Official Yerevan expressed on Tuesday its “bewilderment” with the claim, suggesting that the Turkish government might be seeking a new excuse to delay the parliamentary ratification of the agreements.
The court upheld on January 12 the legality of the two protocols that commit Ankara to establish diplomatic relations with Yerevan and open the Turkish-Armenian boarder. In an apparent response to domestic criticism of the deal, it also indicated that the documents can not have any bearing on the Nagorno-Karabakh conflict or inhibit Armenia’s pursuit of greater international recognition of the Armenian genocide.
The ruling specifically mentioned Armenia’s 1990 declaration of independence from the Soviet Union that refers to the “genocide of Armenians in Ottoman Turkey and Western Armenia.” The opposition Armenian Revolutionary Federation (Dashnaktsutyun), the most vocal detractor of the deal, has construed that as a de facto invalidation of key provisions of the protocols. The nationalist party wants the Armenian parliament to ratify them with corresponding “reservations.”
The Turkish Foreign Ministry offered late on Monday a similar interpretation of the Constitutional Court ruling. “It has been observed that this decision contains preconditions and restrictive provisions which impair the letter and spirit of the Protocols,” it said in a statement.
“The said decision undermines the very reason for negotiating these Protocols as well as their fundamental objective. This approach cannot be accepted on our part,” the ministry said without elaboration.
“Turkey, in line with its accustomed allegiance to its international commitments, maintains its adherence to the primary provisions of these Protocols. We expect the same allegiance from the Armenian Government,” added the statement.
Successive Turkish governments have longed portrayed the reference to “Western Armenia” as proof of Armenian claims to areas in eastern Turkey that were populated by many Armenians until their 1915-1918 mass killings and deportations. Dashnaktsutyun likewise believes that the 1990 declaration, which is mentioned in the Armenian constitution’s preamble, bars Yerevan from explicitly recognizing the existing Turkish-Armenian border.
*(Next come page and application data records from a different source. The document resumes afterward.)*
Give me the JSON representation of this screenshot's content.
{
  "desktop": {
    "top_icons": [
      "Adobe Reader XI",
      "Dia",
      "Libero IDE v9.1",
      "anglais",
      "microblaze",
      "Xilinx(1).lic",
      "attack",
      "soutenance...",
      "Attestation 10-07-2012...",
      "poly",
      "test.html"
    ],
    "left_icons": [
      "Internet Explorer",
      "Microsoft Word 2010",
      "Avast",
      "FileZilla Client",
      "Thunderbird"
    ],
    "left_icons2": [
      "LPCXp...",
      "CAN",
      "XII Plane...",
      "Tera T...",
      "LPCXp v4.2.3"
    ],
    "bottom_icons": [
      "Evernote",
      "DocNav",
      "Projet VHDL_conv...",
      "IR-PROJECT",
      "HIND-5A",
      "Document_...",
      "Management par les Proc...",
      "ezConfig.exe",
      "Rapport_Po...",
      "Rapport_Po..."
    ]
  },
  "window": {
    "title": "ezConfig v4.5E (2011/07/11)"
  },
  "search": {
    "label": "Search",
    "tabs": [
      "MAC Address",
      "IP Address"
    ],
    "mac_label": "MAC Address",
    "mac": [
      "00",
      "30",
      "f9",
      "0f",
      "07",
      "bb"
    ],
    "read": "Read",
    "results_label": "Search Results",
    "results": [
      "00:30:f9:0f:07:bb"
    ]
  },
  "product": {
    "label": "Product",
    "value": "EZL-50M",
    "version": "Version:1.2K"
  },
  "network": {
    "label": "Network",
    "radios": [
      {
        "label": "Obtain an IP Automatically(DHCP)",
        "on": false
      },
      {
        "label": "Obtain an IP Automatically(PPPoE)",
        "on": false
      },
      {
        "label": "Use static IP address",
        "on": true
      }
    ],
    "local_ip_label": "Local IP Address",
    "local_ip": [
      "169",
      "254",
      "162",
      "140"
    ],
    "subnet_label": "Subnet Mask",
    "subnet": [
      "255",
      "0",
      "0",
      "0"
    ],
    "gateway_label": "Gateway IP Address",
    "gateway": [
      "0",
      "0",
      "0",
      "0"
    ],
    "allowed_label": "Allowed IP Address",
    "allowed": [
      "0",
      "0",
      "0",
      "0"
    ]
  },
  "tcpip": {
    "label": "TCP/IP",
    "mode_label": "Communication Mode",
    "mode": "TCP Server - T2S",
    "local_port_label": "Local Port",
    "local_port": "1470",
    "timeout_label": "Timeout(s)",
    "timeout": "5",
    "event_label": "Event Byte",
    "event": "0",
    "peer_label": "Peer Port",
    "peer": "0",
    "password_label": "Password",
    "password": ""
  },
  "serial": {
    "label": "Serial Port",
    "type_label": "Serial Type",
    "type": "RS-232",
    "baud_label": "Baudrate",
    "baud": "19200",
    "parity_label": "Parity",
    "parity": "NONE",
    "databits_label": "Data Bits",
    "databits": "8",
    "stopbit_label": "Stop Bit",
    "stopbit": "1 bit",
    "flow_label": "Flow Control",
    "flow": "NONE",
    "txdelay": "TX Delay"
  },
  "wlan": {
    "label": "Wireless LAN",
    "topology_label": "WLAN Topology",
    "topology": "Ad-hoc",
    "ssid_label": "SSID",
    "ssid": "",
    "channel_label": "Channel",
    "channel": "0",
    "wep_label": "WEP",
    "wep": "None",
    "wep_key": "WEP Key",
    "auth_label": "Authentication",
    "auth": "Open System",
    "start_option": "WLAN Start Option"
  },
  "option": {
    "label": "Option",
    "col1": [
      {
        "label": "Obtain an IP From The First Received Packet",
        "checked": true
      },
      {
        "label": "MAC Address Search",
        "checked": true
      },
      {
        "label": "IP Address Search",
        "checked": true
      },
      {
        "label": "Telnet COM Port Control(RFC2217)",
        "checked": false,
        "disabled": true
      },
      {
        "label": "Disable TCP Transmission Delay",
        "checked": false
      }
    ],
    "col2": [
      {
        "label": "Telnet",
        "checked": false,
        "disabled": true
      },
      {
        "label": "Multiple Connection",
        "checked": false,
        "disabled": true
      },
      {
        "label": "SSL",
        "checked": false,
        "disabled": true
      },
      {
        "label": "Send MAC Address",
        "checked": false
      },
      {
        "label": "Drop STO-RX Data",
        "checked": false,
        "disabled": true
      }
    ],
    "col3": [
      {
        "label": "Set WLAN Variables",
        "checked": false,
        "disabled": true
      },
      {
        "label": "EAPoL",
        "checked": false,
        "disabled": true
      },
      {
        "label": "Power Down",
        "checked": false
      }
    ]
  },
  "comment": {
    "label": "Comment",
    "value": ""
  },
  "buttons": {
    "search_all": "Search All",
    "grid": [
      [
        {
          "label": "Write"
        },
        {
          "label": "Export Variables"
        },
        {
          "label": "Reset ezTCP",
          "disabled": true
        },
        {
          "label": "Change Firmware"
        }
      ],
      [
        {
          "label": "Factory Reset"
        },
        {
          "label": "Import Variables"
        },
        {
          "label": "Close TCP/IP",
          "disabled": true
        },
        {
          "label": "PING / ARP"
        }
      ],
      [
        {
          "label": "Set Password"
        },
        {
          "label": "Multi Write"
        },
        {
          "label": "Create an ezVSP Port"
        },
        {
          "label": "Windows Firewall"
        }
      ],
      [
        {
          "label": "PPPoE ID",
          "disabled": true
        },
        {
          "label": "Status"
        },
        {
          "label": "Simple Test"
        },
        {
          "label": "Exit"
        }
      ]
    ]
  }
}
In a written statement issued late on Tuesday, Foreign Minister Eduard Nalbandian said he will phone his Turkish counterpart, Ahmet Davutoglu, to “express my bewilderment and clarify where exactly Turkish side sees preconditions and just how the decision by Armenia’s Constitutional Court contradicts the fundamental objectives of the protocols.”
“I hope that with such a statement the Turkish side is not trying to justify its continuous attempts to set preconditions and disguise an undue stalling of the process of protocol ratification,” warned Nalbandian.
Armenia’s leadership has repeatedly accused the Turks of acting against the letter and spirit of the Turkish-Armenian agreements with statements linking their implementation to the resolution of the Nagorno-Karabakh conflict. President Serzh Sarkisian warned last month that Yerevan will walk away from the deal if Ankara fails to ratify it “within a reasonable time frame.”